Meat is an important part of our diet, and for those who do not eat meat, meat alternatives are extremely important as your diet requires protein and the complex nutritional components that cannot be found in the other food groups. Meat can be categorized by its source and the most common are: fish, beef, pork and chicken in their pure form. Variations include ham, sausage and chipped beef. The latter two can pose concern for gluten free consumption as some brands of chipped beef contain brown sugar, and the ingredients for the brown sugar are not listed. It is highly recommended that you contact the manufacturer to ensure that it is gluten free. Sausage is another culprit that may harbor gluten through the additives that are used during processing and production. Again, contact the manufacturer to verify that it is gluten free. The alternative is to purchase products that are labelled “gluten free”. There are other types of meat, but they are not listed here because I am only listing ingredients that are most commonly called for in baking and cooking recipes.
The most important aspect of cooking is achieving the best flavor possible. Sometimes, we require the addition of spices, herbs, vinegars, wines or other flavorings. In Gluten Free Living: Basic Pantry Items for Cooking and Baking, a description of suggested herbs and spices was discussed.
Vinegar is used as a cleaning agent, but it is also used as a flavoring. Vinegar comes in many different varieties, but distilled vinegar may pose as a possible source for gluten. For baking, I suggest apple cider vinegar.
Many cooks, especially the ones cooking at home, have a glass of wine while cooking. There are many recipes that call upon dry white wine. It leaves a wonderful taste after being cooked off in any recipe.

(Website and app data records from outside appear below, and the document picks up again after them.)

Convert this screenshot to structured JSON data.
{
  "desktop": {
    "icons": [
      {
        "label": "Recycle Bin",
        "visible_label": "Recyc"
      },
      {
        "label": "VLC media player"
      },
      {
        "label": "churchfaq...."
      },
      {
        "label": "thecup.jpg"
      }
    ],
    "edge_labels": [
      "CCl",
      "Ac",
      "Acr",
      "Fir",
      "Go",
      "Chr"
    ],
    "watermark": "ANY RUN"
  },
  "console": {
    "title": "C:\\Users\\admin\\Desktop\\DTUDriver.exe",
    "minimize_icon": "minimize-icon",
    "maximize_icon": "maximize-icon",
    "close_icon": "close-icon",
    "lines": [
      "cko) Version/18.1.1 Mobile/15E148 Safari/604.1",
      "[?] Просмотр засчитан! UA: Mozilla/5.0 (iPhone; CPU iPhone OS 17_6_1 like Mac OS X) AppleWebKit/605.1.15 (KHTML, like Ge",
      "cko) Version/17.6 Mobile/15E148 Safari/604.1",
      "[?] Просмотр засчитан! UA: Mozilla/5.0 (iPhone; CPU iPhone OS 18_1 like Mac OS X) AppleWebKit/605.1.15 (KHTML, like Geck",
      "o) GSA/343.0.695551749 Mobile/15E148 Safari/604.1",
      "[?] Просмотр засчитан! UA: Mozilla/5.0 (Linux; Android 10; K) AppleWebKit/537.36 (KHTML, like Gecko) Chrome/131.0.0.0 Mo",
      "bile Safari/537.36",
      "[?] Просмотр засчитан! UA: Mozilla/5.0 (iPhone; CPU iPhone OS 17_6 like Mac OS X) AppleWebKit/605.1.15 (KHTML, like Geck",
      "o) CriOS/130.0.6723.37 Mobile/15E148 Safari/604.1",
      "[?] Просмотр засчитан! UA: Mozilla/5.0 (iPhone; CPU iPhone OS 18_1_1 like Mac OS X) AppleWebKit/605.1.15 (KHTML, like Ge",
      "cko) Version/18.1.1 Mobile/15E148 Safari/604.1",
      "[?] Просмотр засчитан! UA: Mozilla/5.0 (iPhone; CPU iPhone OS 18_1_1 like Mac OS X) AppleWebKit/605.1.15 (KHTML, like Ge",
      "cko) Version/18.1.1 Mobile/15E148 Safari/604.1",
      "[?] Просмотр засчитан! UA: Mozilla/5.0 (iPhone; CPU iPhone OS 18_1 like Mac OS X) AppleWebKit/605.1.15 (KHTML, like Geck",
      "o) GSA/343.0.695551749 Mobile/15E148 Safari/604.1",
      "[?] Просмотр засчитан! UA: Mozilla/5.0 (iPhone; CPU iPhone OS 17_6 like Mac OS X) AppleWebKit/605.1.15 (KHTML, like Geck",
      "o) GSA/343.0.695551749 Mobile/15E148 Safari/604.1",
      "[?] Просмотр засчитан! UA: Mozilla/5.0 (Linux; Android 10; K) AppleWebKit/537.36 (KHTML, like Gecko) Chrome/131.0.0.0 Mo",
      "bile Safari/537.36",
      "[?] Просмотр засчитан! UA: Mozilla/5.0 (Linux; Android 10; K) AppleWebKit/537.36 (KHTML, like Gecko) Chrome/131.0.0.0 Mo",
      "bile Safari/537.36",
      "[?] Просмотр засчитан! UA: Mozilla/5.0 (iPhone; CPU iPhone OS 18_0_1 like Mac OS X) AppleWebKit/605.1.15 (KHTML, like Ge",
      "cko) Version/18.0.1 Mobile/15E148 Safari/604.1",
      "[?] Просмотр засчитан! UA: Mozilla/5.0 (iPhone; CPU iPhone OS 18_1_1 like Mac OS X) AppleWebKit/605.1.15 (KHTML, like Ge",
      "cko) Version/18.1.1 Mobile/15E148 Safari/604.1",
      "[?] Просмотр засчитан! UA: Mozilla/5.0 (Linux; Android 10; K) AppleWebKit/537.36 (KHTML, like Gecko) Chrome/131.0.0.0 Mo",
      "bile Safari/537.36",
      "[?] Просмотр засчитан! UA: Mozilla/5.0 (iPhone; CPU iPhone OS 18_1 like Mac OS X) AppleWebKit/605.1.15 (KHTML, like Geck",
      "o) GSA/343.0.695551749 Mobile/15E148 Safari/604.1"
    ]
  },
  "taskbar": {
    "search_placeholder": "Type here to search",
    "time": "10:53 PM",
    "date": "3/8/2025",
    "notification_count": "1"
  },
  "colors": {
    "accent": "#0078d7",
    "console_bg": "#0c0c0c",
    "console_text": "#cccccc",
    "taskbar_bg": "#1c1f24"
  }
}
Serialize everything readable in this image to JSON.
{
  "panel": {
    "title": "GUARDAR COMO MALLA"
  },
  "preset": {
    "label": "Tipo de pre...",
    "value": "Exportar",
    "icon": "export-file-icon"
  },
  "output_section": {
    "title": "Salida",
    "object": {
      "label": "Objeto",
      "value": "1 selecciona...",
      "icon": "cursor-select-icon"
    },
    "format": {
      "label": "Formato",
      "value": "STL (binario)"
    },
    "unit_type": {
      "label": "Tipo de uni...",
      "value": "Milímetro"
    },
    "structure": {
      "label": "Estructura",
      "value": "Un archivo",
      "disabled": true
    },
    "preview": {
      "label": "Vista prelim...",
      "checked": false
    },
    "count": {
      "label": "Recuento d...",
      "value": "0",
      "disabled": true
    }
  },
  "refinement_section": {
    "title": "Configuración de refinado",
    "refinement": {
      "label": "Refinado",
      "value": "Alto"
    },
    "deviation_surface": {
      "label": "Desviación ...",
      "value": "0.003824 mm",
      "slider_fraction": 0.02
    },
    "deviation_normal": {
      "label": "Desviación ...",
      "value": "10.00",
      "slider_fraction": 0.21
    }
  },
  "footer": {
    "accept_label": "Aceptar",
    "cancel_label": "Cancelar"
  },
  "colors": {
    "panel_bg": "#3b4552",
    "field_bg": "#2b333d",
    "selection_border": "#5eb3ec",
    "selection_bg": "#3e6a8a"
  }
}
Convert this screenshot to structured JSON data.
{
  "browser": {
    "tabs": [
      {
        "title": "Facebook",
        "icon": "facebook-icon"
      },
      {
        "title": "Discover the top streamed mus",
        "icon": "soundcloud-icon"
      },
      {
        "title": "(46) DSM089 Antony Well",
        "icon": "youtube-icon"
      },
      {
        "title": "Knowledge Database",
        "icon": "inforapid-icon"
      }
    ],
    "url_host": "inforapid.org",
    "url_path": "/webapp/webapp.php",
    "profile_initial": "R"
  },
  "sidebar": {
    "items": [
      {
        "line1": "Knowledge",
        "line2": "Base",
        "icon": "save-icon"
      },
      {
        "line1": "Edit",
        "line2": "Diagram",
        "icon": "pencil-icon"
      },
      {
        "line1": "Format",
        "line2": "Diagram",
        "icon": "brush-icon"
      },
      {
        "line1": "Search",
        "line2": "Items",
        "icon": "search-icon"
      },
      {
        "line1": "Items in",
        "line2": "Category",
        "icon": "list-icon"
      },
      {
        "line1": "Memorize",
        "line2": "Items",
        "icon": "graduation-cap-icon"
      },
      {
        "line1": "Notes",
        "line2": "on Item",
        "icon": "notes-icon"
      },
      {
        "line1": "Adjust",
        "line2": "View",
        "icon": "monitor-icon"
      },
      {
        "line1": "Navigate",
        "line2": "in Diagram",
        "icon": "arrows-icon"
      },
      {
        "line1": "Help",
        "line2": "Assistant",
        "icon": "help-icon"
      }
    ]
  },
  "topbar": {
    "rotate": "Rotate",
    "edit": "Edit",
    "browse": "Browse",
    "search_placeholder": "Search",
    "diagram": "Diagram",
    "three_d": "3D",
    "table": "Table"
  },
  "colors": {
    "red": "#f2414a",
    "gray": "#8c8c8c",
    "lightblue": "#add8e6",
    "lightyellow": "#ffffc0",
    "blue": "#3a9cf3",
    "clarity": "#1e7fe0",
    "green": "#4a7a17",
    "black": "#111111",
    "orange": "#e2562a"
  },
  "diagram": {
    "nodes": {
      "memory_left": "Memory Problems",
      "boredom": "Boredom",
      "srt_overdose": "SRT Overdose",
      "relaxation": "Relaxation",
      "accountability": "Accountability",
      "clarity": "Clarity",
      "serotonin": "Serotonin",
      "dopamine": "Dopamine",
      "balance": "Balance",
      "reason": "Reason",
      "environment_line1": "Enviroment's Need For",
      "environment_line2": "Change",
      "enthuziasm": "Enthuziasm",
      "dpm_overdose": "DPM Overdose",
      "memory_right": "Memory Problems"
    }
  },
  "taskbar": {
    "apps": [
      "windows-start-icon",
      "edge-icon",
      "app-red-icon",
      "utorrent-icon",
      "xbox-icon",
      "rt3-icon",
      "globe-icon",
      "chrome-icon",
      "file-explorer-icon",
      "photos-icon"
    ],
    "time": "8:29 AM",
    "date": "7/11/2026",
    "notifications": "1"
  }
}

When baking, it is not unusual to see a recipe calling for flavoring, with vanilla being the most popular. Many flavoring contain alcohol and may contain coloring. A word of caution when choosing flavorings as the alcohol can be grain based and may not be gluten free friendly. In addition to this, caramel coloring could have been added to it, and caramel coloring contains gluten. For liquid flavorings, I strongly recommend that you purchase flavorings that are labeled “gluten free” to ensure that they are gluten free.
We Are Almost There
We have finally arrived at the end of our travels in our pantry, refrigerator and spice cupboard. We are almost ready to begin cooking and baking, but we have a few more areas to prepare before we can begin the fun. The next part in this series, Gluten Free Living: Equipment, Substitutions and Techniques for Baking and Cooking, will discuss the final points before we begin cooking.
© September 23, 2011
Gluten Free Flavoring
- Flourless Peanut Butter Cookies
- Gluten Free Living - Where and How to Find Gluten Free Cooking and Baking Ingredients
Having to change your traditional diet to a gluten free diet can be daunting. However, with some guidance and suggestions, changing your diet can be simple and successful. This article begins with the basics of transitioning your traditional diet to
- Gluten Free Living - Basic Pantry Items for Cooking and Baking - Dry Goods
Living gluten free can be a challenge as wheat gluten can be hidden in many ingredients that are used to cook and to bake foods and, especially, in prepackaged foods. I find that the best way around this is to bake and make my own gluten free foods.